Search the records that follow and extract every line containing the string "Auto".
---+---
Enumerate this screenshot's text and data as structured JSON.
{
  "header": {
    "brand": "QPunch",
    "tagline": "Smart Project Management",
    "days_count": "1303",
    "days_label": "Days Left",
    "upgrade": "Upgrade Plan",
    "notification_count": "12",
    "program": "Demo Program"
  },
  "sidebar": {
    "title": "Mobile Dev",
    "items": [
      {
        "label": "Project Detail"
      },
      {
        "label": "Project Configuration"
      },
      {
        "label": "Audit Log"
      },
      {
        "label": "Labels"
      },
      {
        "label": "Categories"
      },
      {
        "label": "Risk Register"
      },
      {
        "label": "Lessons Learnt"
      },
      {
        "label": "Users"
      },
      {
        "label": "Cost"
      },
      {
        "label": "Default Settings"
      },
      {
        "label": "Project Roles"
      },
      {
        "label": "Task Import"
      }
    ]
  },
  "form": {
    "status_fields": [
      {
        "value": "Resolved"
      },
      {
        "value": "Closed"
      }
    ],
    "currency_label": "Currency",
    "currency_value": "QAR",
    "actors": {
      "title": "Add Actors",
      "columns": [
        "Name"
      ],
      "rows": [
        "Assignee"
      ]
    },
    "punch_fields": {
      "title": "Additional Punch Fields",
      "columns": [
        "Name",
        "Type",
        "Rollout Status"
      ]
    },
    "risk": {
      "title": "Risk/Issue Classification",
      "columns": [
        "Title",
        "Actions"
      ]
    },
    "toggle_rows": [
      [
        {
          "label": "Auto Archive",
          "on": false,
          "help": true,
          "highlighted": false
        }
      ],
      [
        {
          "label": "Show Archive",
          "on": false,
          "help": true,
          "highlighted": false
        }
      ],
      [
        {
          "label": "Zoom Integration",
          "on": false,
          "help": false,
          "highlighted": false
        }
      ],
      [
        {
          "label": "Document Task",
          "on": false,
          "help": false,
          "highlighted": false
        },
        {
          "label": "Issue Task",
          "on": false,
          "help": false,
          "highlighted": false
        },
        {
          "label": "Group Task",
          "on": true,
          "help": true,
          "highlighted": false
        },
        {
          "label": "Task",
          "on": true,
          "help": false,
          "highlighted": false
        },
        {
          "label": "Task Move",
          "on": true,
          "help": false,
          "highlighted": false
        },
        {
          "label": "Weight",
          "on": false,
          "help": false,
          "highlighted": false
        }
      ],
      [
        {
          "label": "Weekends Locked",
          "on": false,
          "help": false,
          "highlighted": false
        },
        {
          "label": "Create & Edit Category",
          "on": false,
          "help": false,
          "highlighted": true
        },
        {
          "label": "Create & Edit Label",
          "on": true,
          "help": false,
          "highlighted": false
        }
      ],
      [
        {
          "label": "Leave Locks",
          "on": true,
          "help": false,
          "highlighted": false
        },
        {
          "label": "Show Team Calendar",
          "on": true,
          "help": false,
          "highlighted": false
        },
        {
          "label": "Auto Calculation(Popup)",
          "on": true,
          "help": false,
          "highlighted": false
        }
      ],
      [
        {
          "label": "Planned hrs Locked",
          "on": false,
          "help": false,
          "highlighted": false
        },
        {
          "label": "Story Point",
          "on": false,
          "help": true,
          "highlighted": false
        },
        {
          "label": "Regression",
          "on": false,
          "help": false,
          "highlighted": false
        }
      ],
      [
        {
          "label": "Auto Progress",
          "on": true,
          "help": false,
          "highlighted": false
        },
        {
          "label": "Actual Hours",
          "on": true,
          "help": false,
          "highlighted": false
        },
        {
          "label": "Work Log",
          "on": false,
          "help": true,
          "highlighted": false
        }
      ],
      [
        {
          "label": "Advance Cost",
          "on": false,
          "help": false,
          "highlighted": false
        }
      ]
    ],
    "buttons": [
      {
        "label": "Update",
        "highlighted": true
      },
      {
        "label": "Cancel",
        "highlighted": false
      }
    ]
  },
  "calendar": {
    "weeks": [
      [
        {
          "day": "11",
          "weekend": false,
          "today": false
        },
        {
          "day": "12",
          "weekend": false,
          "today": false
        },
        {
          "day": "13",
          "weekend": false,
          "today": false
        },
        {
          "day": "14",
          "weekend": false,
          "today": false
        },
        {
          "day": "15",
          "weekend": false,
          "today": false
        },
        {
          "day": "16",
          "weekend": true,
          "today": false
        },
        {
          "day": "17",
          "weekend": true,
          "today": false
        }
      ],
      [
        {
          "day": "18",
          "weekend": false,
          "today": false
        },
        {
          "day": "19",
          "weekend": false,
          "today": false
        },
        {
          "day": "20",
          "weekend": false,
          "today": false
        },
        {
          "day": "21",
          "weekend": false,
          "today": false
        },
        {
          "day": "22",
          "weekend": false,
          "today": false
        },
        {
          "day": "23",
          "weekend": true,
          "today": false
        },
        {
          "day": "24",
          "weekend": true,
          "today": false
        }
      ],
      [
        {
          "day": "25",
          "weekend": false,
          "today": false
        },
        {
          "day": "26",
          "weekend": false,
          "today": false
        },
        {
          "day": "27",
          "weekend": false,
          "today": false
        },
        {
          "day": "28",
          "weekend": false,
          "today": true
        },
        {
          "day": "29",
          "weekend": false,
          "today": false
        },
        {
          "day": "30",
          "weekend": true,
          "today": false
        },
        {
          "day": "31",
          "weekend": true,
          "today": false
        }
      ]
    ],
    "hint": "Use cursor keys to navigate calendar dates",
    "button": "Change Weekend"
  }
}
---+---
* Solution below:
          "label": "Auto Archive",
          "label": "Auto Calculation(Popup)",
          "label": "Auto Progress",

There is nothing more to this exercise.